## Assignment
Find the lines below that contain the string "nhắc", count them, and give only the number.

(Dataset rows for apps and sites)

▬▬▬

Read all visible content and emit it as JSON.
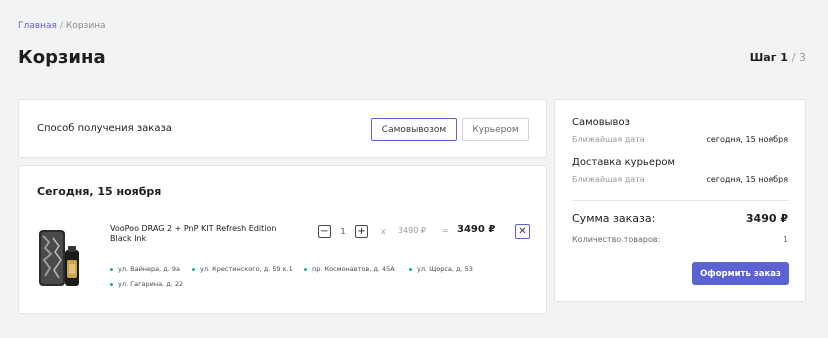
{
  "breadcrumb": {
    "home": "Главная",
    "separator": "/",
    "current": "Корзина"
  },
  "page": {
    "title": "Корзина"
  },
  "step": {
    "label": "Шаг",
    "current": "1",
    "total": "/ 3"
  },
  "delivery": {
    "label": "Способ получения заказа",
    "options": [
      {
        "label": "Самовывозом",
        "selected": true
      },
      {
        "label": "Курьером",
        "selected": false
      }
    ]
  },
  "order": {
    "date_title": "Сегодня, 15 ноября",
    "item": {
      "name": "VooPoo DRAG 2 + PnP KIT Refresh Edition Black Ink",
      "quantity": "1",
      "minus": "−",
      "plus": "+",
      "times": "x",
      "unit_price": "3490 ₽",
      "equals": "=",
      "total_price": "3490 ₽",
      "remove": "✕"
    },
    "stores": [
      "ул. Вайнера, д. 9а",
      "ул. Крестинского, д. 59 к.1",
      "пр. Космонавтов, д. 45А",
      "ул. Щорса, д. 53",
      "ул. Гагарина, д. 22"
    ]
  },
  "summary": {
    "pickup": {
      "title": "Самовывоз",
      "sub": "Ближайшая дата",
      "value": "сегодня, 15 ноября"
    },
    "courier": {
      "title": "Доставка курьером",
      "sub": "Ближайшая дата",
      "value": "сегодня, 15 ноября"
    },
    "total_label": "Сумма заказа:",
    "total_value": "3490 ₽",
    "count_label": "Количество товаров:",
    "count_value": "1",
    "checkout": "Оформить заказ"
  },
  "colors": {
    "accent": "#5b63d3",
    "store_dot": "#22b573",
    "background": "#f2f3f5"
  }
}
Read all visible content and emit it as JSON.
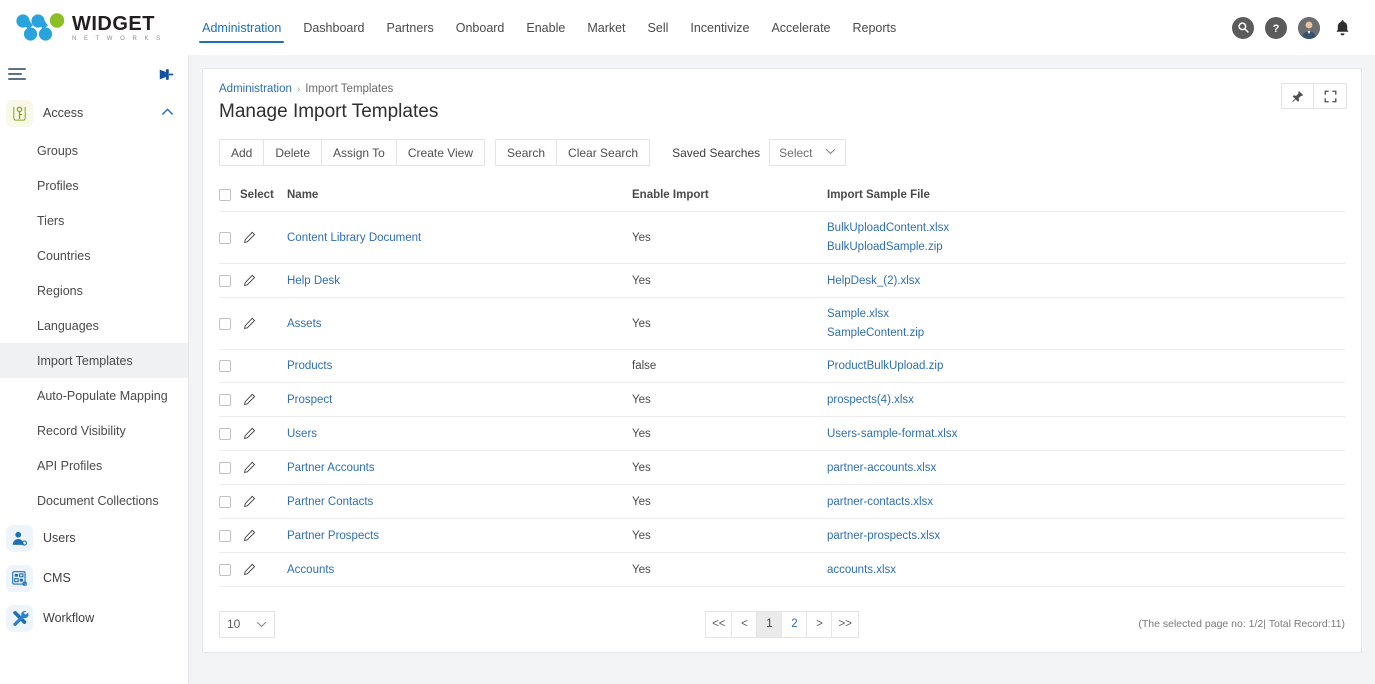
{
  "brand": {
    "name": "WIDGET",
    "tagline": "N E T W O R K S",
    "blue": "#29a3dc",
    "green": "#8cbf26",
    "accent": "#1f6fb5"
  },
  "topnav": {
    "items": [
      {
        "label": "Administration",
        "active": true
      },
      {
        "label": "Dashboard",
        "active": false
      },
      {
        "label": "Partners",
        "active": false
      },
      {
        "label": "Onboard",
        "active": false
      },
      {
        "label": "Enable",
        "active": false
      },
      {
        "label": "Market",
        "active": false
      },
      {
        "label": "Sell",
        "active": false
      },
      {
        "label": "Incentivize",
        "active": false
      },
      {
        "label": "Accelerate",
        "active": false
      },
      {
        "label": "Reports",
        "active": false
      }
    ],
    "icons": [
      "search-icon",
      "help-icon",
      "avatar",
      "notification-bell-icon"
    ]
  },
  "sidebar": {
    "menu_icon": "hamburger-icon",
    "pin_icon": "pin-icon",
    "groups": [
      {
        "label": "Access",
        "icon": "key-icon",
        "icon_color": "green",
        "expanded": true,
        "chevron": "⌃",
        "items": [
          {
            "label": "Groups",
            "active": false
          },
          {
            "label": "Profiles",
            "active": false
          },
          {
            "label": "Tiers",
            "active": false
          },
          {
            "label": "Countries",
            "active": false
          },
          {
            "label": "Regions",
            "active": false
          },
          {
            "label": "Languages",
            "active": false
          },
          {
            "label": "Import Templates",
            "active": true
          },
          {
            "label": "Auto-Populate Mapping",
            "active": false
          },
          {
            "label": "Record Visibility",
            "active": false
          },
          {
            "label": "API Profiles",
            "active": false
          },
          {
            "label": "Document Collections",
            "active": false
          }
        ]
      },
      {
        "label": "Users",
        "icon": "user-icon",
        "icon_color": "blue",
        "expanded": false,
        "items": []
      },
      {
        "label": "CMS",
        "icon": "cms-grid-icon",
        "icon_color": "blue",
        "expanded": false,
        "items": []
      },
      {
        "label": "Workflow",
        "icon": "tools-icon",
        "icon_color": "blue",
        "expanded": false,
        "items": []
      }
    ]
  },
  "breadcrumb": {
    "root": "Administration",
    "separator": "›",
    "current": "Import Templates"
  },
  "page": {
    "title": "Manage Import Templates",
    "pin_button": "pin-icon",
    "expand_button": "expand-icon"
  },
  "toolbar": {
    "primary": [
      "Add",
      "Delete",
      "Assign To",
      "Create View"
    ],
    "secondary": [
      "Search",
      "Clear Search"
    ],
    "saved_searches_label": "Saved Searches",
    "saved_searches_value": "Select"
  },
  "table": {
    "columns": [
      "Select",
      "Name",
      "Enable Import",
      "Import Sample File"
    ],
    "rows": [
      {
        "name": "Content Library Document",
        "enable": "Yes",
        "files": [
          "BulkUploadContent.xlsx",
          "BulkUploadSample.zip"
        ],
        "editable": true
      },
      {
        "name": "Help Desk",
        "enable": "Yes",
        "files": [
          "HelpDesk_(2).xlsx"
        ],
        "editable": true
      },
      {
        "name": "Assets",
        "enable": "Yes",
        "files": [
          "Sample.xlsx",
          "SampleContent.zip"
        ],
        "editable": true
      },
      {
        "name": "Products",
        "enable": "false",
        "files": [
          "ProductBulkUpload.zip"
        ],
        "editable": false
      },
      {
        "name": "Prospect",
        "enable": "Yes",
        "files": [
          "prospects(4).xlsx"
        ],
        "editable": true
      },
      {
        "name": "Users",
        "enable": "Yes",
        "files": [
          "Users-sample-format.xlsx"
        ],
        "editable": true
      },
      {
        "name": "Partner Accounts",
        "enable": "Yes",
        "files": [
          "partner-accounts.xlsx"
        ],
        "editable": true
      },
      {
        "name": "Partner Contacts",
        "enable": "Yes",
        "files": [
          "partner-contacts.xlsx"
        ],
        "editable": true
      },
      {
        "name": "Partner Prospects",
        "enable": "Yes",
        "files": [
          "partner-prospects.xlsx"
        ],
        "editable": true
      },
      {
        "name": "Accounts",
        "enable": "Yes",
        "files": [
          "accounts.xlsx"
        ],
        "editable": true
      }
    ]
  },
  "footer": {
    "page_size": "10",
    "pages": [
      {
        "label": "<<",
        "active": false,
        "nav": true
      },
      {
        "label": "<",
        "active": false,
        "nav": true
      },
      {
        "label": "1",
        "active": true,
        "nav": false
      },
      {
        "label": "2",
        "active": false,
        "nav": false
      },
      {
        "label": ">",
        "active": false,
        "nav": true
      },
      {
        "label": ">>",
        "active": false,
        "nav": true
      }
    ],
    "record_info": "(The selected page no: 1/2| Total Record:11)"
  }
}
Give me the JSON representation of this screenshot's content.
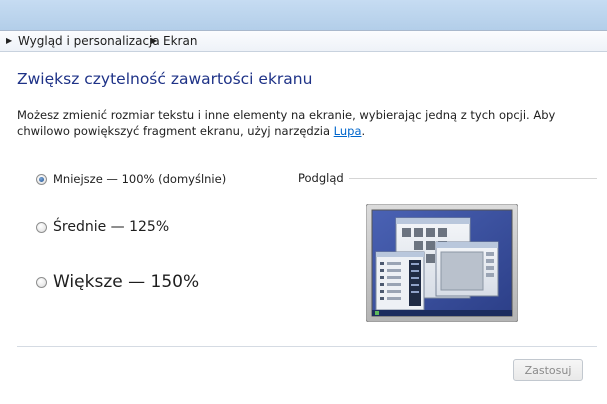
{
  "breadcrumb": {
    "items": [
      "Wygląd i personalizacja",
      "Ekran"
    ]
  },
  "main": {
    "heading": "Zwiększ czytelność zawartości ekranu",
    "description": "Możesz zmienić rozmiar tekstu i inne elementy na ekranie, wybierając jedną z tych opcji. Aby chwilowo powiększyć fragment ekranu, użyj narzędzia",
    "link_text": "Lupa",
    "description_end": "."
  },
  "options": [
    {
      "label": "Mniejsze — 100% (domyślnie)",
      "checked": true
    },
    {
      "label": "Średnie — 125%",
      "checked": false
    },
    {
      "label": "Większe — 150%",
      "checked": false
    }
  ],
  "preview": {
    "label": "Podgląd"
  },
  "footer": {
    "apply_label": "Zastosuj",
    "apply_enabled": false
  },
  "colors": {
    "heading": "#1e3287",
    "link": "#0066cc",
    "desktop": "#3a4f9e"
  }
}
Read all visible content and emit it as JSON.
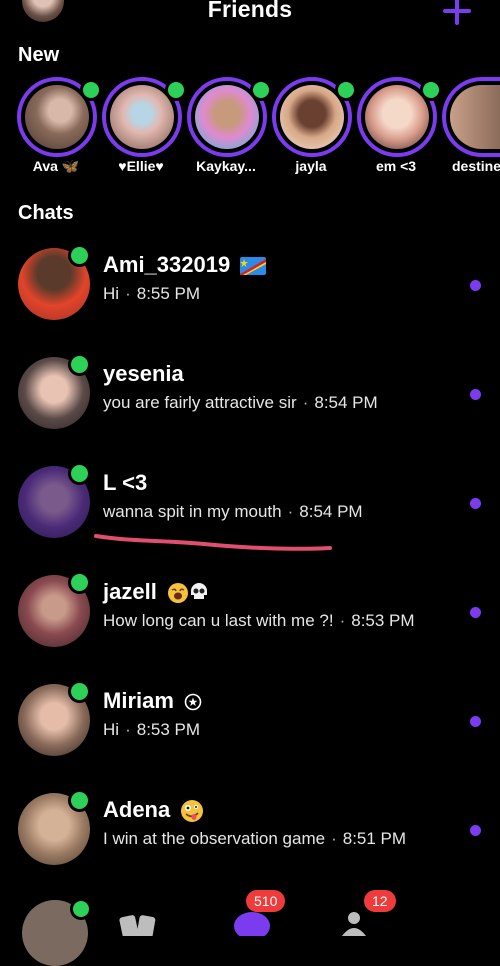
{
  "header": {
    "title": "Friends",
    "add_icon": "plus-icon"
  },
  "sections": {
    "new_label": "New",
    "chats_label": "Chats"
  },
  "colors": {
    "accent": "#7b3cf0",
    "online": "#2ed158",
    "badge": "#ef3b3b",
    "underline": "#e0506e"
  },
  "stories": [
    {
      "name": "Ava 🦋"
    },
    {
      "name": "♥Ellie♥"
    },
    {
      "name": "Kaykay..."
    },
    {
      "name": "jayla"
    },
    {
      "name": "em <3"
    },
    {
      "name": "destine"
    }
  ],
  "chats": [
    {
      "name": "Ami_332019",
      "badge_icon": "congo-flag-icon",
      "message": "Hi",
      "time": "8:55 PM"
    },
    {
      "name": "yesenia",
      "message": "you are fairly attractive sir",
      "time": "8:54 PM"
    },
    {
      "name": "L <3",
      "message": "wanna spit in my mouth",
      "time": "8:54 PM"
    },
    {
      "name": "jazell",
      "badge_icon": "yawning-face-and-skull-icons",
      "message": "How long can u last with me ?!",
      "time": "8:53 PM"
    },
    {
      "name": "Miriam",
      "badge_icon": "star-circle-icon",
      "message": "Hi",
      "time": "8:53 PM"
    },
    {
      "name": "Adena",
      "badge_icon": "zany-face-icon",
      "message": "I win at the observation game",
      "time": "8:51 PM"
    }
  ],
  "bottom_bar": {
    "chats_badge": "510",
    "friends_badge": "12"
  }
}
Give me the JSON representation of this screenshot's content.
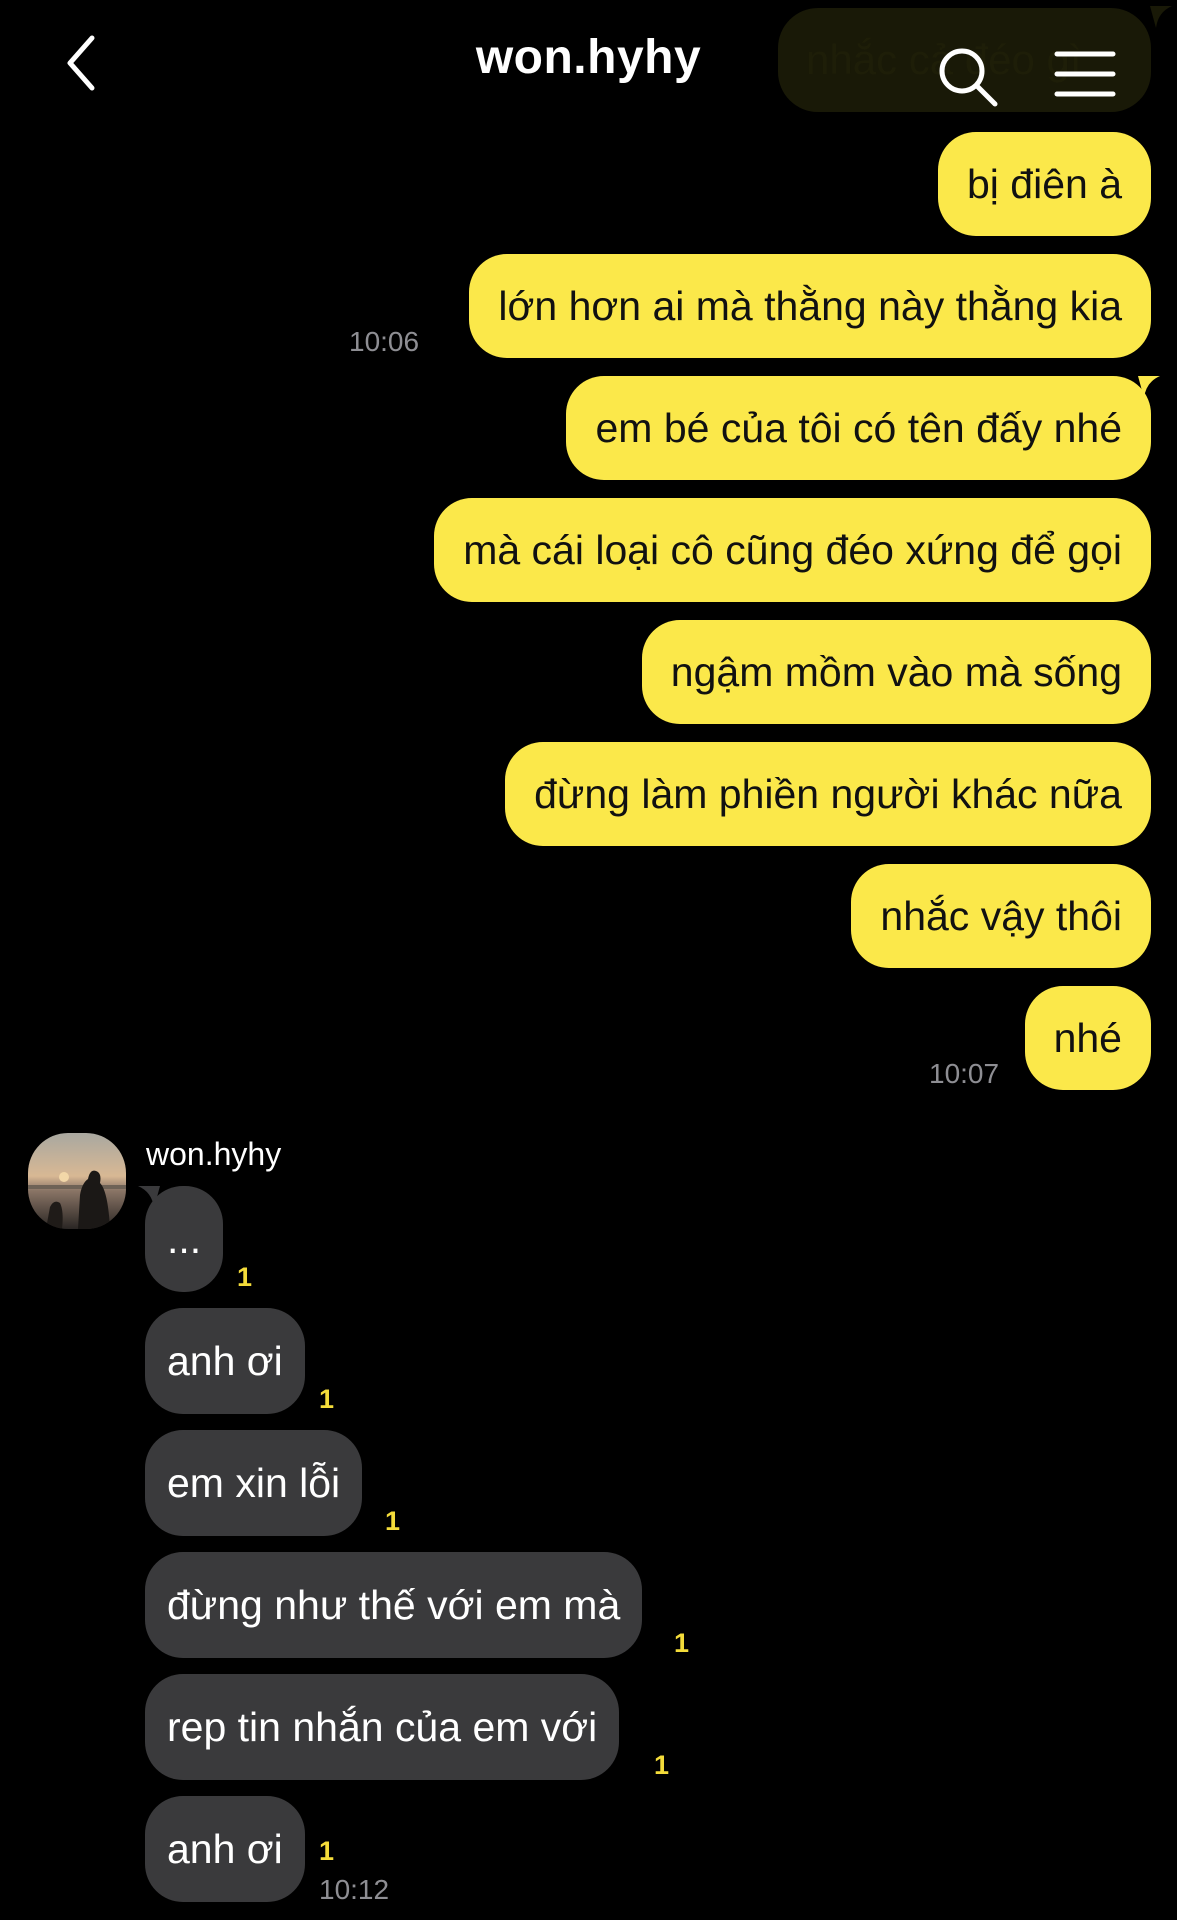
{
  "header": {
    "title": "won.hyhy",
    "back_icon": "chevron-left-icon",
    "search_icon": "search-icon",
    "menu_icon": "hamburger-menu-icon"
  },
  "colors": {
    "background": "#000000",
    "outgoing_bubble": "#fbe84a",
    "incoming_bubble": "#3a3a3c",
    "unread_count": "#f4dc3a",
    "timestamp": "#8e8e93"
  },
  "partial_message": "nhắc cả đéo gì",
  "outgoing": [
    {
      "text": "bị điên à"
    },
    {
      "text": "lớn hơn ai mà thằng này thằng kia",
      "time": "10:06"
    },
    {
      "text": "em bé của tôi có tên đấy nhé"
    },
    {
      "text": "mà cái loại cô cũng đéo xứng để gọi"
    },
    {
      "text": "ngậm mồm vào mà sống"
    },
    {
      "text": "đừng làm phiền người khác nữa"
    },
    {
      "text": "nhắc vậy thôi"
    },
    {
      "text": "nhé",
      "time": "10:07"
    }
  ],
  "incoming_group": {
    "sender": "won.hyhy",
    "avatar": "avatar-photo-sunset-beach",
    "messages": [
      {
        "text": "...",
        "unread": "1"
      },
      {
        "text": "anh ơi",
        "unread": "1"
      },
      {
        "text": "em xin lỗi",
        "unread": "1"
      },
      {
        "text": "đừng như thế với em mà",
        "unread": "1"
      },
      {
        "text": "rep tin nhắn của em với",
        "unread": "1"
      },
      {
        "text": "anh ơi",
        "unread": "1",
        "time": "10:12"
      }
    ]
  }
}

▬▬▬

## Exercise output
2